Keep in mind that Google may or may not ever ship these features, and our interpretation of what they are may be imperfect. We’ll try to enable those that are closer to being finished, however, to show you how they’ll look in the case that they do ship. With that in mind, read on. One of the bigger downsides of Stadia and cloud gaming in general, for some, is the requirement for a stable, high-speed internet connection. Those who are tech savvy likely already know some of the best ways to keep a solid connection while playing games on Stadia.
Stadia 3.38 is now available for Android devices via the Play Store, and it includes “playability hints” to assist enhance your connection, as well as a hint towards expanded support for the Stadia Controller in the Android TV app. APK Insight Overview: In this “APK Insight” post, we decompiled the most recent version of a Google Play Store application. We may see numerous lines of code inside these files (called APKs in the case of Android apps) that hint to possible future features when we decompile them.
For context, “Gotham” is the codename for WiFi-based input for Stadia, most notably from the Stadia Controller but also from the recently launched Phone Link. Meanwhile, “Atv” is shorthand for “Android TV” which would also include Google TV devices. As of today, Stadia’s Android TV app has a limitation of the Stadia Controller only being able to control certain parts of the app like navigating your library and playing games. Judging from this feature flag’s name, it seems Google may be working on a way for Stadia to pass your controller input through to Android TV so that “native” parts of the app can be navigated with your controller too.
For everyone else, Stadia 3.38 includes the beginnings of something called “Playability Tips.” It’s not clear where these will be shown, whether as a new help menu, as tips shown when your connection is noticeably unstable, or as advice given to first-time Stadia players. One interesting tidbit that shows up in Stadia 3.38 is a new internal feature flag, which appears to actually be for the Android TV app. This is possible because Stadia’s Android and Android TV apps are both written with Dart. While there’s no other information attached with it, the name of the flag alone speaks volumes.

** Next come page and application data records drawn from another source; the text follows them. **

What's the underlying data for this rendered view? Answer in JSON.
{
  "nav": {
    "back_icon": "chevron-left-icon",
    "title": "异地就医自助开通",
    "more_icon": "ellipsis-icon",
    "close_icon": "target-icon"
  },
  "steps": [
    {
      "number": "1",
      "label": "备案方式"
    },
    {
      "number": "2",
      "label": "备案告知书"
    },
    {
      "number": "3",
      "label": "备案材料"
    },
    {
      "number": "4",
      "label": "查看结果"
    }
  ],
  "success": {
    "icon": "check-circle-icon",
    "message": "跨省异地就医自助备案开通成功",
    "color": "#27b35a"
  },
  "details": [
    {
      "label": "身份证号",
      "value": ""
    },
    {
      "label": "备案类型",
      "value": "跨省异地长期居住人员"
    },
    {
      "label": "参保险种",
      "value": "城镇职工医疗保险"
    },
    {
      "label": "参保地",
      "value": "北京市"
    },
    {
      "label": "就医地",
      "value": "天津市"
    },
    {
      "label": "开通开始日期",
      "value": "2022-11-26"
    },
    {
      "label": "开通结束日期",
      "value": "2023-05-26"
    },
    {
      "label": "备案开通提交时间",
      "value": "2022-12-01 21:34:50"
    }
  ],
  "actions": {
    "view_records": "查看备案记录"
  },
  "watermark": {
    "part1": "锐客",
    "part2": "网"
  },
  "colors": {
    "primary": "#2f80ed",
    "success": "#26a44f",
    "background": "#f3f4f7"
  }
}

At this point, it’s unlikely that the Stadia Controller will be able to work outside of the Stadia app, simply because that would likely require a significant amount of work to Android TV itself. We’ll keep an eye out for this enhancement to appear in future Stadia for Android TV updates.